** Source records follows **

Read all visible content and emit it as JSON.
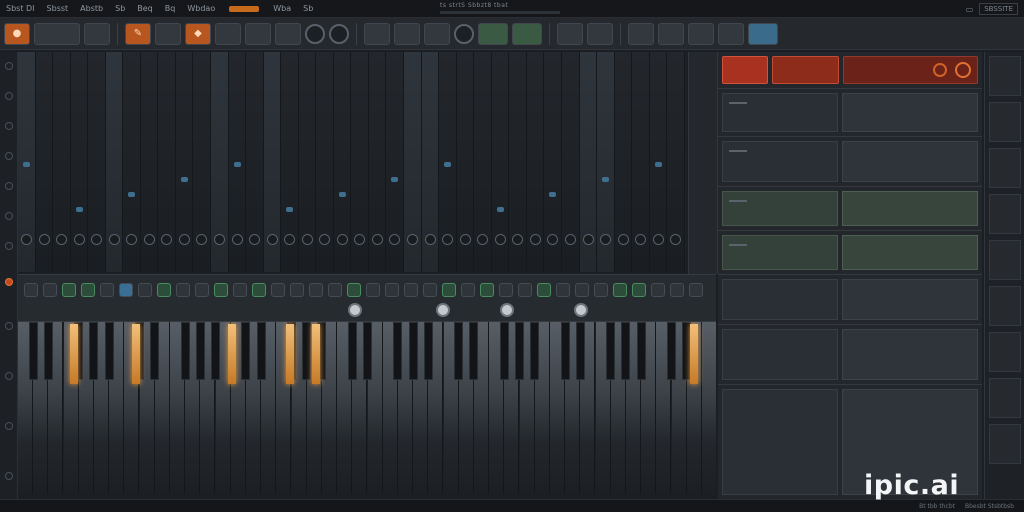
{
  "menubar": {
    "items": [
      "Sbst DI",
      "Sbsst",
      "Abstb",
      "Sb",
      "Beq",
      "Bq",
      "Wbdao",
      "Wba",
      "Sb",
      "SD"
    ],
    "title": "ts strtS Sbbzt8 tbat",
    "brand": "SBSSITE"
  },
  "toolbar": {
    "buttons": [
      "tool-1",
      "tool-2",
      "tool-3",
      "tool-4",
      "tool-5"
    ]
  },
  "watermark": "ipic.ai",
  "statusbar": {
    "left_text": "Bt tbb thcbt",
    "right_text": "Bbesbt Stsbtbsb"
  },
  "colors": {
    "accent": "#c86a1c",
    "panel_red": "#a8321f",
    "key_glow": "#e59a42",
    "green": "#3b5a44",
    "blue": "#3a6b8a"
  }
}
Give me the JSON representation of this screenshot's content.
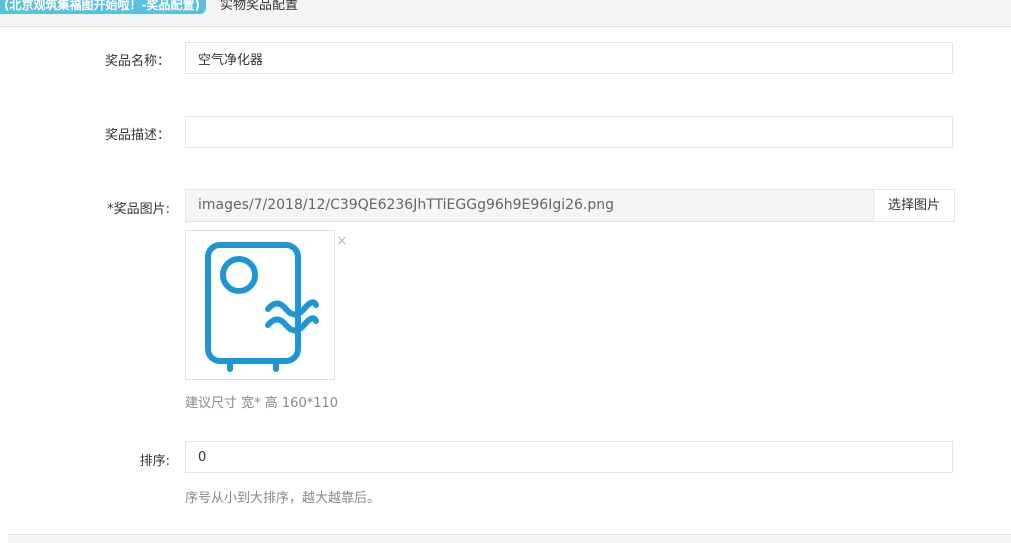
{
  "header": {
    "badge": "(北京观筑集福图开始啦！-奖品配置)",
    "page_title": "实物奖品配置"
  },
  "form": {
    "name": {
      "label": "奖品名称：",
      "value": "空气净化器"
    },
    "description": {
      "label": "奖品描述：",
      "value": ""
    },
    "image": {
      "label": "*奖品图片:",
      "path": "images/7/2018/12/C39QE6236JhTTiEGGg96h9E96Igi26.png",
      "choose_button": "选择图片",
      "remove_icon": "×",
      "preview_icon": "air-purifier-icon",
      "hint": "建议尺寸 宽* 高 160*110"
    },
    "order": {
      "label": "排序:",
      "value": "0",
      "hint": "序号从小到大排序，越大越靠后。"
    }
  },
  "colors": {
    "accent": "#5bc0de",
    "icon": "#1e96d6"
  }
}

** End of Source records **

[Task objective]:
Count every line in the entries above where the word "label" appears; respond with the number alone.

[Written reply]:
4